First Nations children’s TV will be screened in the United States

First Nations children’s TV will be screened in the United States

A range of First Nations content from the Australian Children’s Television Foundation catalog will air in 29 US states after being acquired by First Nations Experience, an American television channel dedicated exclusively to content from Native Americans and Indigenous people of the world.

FNX, broadcast on 34 affiliated stations in 29 states with a potential audience of more than 75.5 million households, has acquired several series and licensed a number of others.

NITV series Barrumbi Kids and series 2 and 3 of preschool animation Little J & Big Cuz will air in the US for the first time, while series 1 has been re-authorised.

The issuer has also acquired Thalu, Knights of the red earth AND Ready for it – the first time either of these programs has aired in the United States.

Double trouble and series 1 and 2 of Waabiny time they were also re-fired.

Frank Blanquet (Yucatec Maya), Producer and Director of Television at FNX, said: “First Nations Experience, the world’s first Native American and Indigenous national television channel in the United States, is extremely proud to partner with Australian Children’s Television foundation. FNX aims to be a showcase and platform for all indigenous peoples to celebrate their vibrant cultures, stories, songs, music and especially our children and elders. Celebrating the pillars of our societies and empowering our future generations is critical to helping uplift our Indigenous and Native communities. The wonderful programming produced through the ACTF is perfect for both the education of our children and our general audience. We are grateful for the opportunity to bring these stories to our domestic U.S. audience and plan to continue to do so for years to come.”

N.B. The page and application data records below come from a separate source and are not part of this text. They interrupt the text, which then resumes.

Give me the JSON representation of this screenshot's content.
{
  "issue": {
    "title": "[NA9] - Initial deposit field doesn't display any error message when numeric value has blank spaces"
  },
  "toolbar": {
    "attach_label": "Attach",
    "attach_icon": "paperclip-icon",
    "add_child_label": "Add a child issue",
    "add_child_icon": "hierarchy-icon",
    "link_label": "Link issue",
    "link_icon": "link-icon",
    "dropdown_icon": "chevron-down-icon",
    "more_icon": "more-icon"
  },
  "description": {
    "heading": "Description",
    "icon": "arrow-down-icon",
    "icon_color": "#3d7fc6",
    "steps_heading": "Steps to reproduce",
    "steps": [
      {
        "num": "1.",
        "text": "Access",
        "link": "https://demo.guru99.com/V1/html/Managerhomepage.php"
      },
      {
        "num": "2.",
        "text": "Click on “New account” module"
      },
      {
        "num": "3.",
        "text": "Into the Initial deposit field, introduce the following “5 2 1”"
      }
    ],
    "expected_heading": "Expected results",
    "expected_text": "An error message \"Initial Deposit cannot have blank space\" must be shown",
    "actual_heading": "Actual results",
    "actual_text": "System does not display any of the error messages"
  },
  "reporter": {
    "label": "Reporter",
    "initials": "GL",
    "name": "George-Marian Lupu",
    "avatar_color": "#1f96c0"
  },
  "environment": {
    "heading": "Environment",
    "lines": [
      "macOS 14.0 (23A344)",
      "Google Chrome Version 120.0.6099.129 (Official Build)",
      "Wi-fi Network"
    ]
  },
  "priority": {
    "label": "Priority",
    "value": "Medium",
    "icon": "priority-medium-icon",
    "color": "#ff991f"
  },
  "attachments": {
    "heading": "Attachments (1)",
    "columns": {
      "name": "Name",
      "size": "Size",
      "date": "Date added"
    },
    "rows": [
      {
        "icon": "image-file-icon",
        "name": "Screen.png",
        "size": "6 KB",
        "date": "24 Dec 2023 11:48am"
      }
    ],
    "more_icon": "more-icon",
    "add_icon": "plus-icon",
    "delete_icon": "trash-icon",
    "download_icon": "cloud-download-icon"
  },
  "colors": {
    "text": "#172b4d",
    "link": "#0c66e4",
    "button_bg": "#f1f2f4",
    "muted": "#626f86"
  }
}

ACTF Chief Executive Jenny Buckland said: “Australian First Nations screen professionals are among the most talented members of our film industry and we are proud to have such a range of high quality, engaging content that celebrates and they elevate First Nations culture in our children’s offering. We are thrilled to see these programs presented in the United States through FNX, which champions the stories of Indigenous creators and communities around the world.”